Every record shown below should be duplicated exactly.

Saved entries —

|---|

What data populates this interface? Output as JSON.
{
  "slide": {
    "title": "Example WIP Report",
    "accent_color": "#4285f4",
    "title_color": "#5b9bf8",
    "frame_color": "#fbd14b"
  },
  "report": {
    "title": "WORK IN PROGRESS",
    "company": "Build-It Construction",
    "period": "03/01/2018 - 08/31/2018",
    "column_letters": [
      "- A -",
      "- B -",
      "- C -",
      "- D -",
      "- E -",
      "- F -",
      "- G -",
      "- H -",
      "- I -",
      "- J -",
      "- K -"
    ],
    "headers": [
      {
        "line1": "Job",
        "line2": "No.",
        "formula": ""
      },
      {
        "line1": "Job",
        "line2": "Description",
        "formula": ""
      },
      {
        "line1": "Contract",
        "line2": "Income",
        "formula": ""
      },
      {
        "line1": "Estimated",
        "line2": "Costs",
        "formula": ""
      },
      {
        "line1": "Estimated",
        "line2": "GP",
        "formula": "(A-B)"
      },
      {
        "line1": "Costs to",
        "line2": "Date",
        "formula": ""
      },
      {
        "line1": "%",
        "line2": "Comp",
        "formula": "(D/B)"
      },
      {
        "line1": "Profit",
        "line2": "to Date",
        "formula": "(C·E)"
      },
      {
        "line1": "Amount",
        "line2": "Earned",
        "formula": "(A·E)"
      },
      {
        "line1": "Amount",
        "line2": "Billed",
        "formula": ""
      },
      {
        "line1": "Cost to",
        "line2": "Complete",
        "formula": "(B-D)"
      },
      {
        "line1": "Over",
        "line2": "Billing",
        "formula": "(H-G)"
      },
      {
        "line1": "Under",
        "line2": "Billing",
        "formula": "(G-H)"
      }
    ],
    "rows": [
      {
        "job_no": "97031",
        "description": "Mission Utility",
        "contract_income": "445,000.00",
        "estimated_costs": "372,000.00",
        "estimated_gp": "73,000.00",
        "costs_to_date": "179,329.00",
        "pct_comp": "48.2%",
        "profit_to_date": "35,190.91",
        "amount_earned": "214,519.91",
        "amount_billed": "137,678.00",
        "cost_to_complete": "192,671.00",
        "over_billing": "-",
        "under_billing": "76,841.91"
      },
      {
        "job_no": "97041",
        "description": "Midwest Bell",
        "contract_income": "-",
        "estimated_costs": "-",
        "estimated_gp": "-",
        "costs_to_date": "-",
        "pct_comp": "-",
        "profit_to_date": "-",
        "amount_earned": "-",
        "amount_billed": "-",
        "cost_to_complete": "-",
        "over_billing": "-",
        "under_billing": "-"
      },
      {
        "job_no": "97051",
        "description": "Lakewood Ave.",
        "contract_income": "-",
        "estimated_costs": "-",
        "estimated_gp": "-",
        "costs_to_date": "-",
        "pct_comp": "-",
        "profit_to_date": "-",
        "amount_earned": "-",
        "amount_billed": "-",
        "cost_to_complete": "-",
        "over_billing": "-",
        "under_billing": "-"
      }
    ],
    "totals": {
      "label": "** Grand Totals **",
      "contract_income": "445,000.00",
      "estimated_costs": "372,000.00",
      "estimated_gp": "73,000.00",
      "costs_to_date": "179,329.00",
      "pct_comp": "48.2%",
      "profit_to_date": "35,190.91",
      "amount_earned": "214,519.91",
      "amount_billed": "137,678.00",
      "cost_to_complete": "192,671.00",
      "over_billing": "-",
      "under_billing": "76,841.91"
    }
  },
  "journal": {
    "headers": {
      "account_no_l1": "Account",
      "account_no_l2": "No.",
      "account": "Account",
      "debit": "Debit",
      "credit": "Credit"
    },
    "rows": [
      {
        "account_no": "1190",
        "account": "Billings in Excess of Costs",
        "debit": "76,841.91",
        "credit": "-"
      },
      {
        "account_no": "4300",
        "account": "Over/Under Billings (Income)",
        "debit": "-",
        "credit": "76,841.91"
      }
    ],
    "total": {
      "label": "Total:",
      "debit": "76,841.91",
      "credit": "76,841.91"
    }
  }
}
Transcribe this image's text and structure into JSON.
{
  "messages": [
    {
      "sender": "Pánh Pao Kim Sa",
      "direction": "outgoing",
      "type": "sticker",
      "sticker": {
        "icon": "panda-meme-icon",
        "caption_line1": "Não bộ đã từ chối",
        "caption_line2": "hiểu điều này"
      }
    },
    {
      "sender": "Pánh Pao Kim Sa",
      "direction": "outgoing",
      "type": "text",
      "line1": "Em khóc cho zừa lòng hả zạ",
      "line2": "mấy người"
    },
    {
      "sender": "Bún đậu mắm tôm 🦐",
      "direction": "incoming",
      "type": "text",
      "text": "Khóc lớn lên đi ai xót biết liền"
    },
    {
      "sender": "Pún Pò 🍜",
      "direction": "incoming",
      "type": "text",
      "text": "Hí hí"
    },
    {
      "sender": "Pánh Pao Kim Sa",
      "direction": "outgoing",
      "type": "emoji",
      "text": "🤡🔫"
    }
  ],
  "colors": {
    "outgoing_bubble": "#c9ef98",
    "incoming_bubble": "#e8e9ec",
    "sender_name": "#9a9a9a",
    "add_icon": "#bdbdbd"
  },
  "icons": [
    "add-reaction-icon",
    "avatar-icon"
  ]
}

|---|

OUTPUT —
What data populates this interface? Output as JSON.
{
  "slide": {
    "title": "Example WIP Report",
    "accent_color": "#4285f4",
    "title_color": "#5b9bf8",
    "frame_color": "#fbd14b"
  },
  "report": {
    "title": "WORK IN PROGRESS",
    "company": "Build-It Construction",
    "period": "03/01/2018 - 08/31/2018",
    "column_letters": [
      "- A -",
      "- B -",
      "- C -",
      "- D -",
      "- E -",
      "- F -",
      "- G -",
      "- H -",
      "- I -",
      "- J -",
      "- K -"
    ],
    "headers": [
      {
        "line1": "Job",
        "line2": "No.",
        "formula": ""
      },
      {
        "line1": "Job",
        "line2": "Description",
        "formula": ""
      },
      {
        "line1": "Contract",
        "line2": "Income",
        "formula": ""
      },
      {
        "line1": "Estimated",
        "line2": "Costs",
        "formula": ""
      },
      {
        "line1": "Estimated",
        "line2": "GP",
        "formula": "(A-B)"
      },
      {
        "line1": "Costs to",
        "line2": "Date",
        "formula": ""
      },
      {
        "line1": "%",
        "line2": "Comp",
        "formula": "(D/B)"
      },
      {
        "line1": "Profit",
        "line2": "to Date",
        "formula": "(C·E)"
      },
      {
        "line1": "Amount",
        "line2": "Earned",
        "formula": "(A·E)"
      },
      {
        "line1": "Amount",
        "line2": "Billed",
        "formula": ""
      },
      {
        "line1": "Cost to",
        "line2": "Complete",
        "formula": "(B-D)"
      },
      {
        "line1": "Over",
        "line2": "Billing",
        "formula": "(H-G)"
      },
      {
        "line1": "Under",
        "line2": "Billing",
        "formula": "(G-H)"
      }
    ],
    "rows": [
      {
        "job_no": "97031",
        "description": "Mission Utility",
        "contract_income": "445,000.00",
        "estimated_costs": "372,000.00",
        "estimated_gp": "73,000.00",
        "costs_to_date": "179,329.00",
        "pct_comp": "48.2%",
        "profit_to_date": "35,190.91",
        "amount_earned": "214,519.91",
        "amount_billed": "137,678.00",
        "cost_to_complete": "192,671.00",
        "over_billing": "-",
        "under_billing": "76,841.91"
      },
      {
        "job_no": "97041",
        "description": "Midwest Bell",
        "contract_income": "-",
        "estimated_costs": "-",
        "estimated_gp": "-",
        "costs_to_date": "-",
        "pct_comp": "-",
        "profit_to_date": "-",
        "amount_earned": "-",
        "amount_billed": "-",
        "cost_to_complete": "-",
        "over_billing": "-",
        "under_billing": "-"
      },
      {
        "job_no": "97051",
        "description": "Lakewood Ave.",
        "contract_income": "-",
        "estimated_costs": "-",
        "estimated_gp": "-",
        "costs_to_date": "-",
        "pct_comp": "-",
        "profit_to_date": "-",
        "amount_earned": "-",
        "amount_billed": "-",
        "cost_to_complete": "-",
        "over_billing": "-",
        "under_billing": "-"
      }
    ],
    "totals": {
      "label": "** Grand Totals **",
      "contract_income": "445,000.00",
      "estimated_costs": "372,000.00",
      "estimated_gp": "73,000.00",
      "costs_to_date": "179,329.00",
      "pct_comp": "48.2%",
      "profit_to_date": "35,190.91",
      "amount_earned": "214,519.91",
      "amount_billed": "137,678.00",
      "cost_to_complete": "192,671.00",
      "over_billing": "-",
      "under_billing": "76,841.91"
    }
  },
  "journal": {
    "headers": {
      "account_no_l1": "Account",
      "account_no_l2": "No.",
      "account": "Account",
      "debit": "Debit",
      "credit": "Credit"
    },
    "rows": [
      {
        "account_no": "1190",
        "account": "Billings in Excess of Costs",
        "debit": "76,841.91",
        "credit": "-"
      },
      {
        "account_no": "4300",
        "account": "Over/Under Billings (Income)",
        "debit": "-",
        "credit": "76,841.91"
      }
    ],
    "total": {
      "label": "Total:",
      "debit": "76,841.91",
      "credit": "76,841.91"
    }
  }
}
Transcribe this image's text and structure into JSON.
{
  "messages": [
    {
      "sender": "Pánh Pao Kim Sa",
      "direction": "outgoing",
      "type": "sticker",
      "sticker": {
        "icon": "panda-meme-icon",
        "caption_line1": "Não bộ đã từ chối",
        "caption_line2": "hiểu điều này"
      }
    },
    {
      "sender": "Pánh Pao Kim Sa",
      "direction": "outgoing",
      "type": "text",
      "line1": "Em khóc cho zừa lòng hả zạ",
      "line2": "mấy người"
    },
    {
      "sender": "Bún đậu mắm tôm 🦐",
      "direction": "incoming",
      "type": "text",
      "text": "Khóc lớn lên đi ai xót biết liền"
    },
    {
      "sender": "Pún Pò 🍜",
      "direction": "incoming",
      "type": "text",
      "text": "Hí hí"
    },
    {
      "sender": "Pánh Pao Kim Sa",
      "direction": "outgoing",
      "type": "emoji",
      "text": "🤡🔫"
    }
  ],
  "colors": {
    "outgoing_bubble": "#c9ef98",
    "incoming_bubble": "#e8e9ec",
    "sender_name": "#9a9a9a",
    "add_icon": "#bdbdbd"
  },
  "icons": [
    "add-reaction-icon",
    "avatar-icon"
  ]
}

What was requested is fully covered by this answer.